Task details:
Please copy every line with the string "SwiftAddTarget" from the entries below.

Data records for software interfaces:
┌────────

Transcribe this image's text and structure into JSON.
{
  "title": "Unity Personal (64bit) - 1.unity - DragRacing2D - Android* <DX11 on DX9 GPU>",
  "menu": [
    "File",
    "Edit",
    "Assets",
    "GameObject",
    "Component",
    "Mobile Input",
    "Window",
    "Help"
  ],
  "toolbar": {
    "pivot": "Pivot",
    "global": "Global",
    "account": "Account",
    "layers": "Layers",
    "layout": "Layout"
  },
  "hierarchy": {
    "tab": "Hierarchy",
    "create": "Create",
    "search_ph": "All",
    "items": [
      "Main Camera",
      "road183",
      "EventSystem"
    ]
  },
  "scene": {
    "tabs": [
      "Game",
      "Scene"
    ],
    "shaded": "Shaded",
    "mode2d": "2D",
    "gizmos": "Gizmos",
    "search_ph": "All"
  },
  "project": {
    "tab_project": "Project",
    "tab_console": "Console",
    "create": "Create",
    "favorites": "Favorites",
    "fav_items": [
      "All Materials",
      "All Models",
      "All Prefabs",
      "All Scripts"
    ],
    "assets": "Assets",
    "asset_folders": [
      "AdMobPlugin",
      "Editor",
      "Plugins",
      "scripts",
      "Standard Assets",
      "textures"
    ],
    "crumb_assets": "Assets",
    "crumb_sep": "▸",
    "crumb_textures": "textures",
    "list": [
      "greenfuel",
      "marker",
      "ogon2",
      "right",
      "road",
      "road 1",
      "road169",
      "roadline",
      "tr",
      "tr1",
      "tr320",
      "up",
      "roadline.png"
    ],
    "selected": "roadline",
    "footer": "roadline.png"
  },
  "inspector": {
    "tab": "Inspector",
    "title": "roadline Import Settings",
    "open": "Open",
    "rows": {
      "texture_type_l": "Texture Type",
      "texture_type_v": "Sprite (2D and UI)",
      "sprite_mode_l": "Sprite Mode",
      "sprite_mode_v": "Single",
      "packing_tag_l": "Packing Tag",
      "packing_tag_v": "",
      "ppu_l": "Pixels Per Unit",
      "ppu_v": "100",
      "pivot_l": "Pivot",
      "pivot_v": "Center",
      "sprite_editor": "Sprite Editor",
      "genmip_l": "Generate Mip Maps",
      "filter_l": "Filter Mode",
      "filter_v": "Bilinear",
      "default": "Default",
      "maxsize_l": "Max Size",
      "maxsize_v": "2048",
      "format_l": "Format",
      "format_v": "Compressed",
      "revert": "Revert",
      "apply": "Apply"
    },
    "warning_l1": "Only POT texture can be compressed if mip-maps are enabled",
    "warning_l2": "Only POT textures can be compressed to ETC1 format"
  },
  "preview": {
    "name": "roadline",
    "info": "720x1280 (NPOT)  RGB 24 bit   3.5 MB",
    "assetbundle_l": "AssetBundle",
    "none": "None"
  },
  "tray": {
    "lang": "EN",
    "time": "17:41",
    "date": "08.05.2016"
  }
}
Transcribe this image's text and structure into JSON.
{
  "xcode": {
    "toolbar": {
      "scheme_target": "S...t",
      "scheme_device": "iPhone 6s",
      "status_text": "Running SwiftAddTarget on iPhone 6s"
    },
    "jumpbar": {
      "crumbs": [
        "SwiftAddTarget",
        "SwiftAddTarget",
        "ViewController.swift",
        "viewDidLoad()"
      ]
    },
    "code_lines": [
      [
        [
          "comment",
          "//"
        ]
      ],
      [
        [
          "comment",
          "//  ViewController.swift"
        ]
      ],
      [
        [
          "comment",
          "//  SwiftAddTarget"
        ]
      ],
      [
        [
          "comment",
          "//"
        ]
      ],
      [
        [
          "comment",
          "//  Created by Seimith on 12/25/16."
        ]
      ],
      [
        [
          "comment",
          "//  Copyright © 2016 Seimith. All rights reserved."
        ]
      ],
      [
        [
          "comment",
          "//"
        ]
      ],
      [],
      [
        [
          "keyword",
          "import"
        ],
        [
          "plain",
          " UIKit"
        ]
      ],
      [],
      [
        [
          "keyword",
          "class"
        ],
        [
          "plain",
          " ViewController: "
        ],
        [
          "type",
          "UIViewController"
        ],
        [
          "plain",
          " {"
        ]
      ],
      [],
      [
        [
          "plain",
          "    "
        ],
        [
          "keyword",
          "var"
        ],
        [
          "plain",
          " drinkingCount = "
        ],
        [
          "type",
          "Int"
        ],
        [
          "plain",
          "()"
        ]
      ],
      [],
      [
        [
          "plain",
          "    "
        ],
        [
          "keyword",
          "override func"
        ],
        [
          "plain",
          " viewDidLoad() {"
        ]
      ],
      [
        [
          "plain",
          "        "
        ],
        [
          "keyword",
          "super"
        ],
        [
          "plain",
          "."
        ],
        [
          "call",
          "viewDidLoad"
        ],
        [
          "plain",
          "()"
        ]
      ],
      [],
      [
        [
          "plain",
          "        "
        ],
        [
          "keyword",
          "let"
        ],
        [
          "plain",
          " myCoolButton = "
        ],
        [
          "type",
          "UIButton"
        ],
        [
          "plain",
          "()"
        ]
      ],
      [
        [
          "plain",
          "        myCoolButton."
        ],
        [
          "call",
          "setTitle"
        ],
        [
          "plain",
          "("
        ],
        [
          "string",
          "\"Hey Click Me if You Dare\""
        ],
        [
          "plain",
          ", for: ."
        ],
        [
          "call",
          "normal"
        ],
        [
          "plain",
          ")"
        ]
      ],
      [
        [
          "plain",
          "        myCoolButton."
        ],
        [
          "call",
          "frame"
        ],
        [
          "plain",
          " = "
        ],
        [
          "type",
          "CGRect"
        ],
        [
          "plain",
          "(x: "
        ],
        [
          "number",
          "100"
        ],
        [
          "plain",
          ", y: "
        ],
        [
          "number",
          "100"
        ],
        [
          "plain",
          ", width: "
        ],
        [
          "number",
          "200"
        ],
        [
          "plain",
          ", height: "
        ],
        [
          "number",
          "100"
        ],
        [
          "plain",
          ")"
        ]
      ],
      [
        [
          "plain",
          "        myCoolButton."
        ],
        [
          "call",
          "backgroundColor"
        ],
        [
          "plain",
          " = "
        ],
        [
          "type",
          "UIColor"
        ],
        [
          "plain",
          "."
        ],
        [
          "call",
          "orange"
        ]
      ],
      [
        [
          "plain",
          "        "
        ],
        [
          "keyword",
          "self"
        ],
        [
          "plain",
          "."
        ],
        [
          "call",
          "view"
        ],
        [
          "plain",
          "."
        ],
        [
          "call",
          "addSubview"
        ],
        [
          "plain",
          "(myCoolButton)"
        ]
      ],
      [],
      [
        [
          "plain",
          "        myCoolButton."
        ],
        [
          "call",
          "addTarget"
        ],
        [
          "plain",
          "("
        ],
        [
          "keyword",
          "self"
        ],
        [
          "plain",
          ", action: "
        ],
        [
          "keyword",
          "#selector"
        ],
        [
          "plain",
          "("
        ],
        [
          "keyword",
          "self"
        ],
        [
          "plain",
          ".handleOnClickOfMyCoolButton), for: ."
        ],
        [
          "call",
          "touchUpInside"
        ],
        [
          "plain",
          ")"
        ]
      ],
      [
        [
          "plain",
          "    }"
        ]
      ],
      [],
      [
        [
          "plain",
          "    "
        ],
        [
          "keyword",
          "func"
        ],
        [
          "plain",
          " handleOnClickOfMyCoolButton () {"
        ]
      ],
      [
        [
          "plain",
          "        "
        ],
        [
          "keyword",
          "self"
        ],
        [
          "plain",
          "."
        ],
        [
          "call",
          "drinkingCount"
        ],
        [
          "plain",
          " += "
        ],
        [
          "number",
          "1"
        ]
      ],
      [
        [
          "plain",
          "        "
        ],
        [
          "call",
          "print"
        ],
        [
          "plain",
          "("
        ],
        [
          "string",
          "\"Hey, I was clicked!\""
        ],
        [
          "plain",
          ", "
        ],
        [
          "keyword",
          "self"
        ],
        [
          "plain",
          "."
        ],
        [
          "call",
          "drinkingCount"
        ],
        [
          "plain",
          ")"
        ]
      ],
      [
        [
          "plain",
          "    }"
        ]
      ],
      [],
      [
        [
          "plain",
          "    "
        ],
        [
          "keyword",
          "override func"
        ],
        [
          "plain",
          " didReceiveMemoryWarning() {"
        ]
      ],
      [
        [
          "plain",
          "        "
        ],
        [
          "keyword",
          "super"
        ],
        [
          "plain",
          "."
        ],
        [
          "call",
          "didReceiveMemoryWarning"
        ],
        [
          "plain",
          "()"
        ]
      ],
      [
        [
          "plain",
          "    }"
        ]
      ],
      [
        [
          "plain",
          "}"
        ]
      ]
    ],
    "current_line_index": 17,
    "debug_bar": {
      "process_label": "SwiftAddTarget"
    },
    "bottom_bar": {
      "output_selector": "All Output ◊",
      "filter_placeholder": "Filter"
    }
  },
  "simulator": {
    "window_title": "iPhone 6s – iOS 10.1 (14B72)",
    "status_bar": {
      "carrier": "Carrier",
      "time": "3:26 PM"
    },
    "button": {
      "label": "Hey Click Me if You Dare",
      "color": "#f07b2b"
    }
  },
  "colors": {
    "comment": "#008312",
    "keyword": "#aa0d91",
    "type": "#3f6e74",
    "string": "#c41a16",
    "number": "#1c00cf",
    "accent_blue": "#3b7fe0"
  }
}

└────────

Written response:
      "status_text": "Running SwiftAddTarget on iPhone 6s"
        "SwiftAddTarget",
        "SwiftAddTarget",
          "//  SwiftAddTarget"
      "process_label": "SwiftAddTarget"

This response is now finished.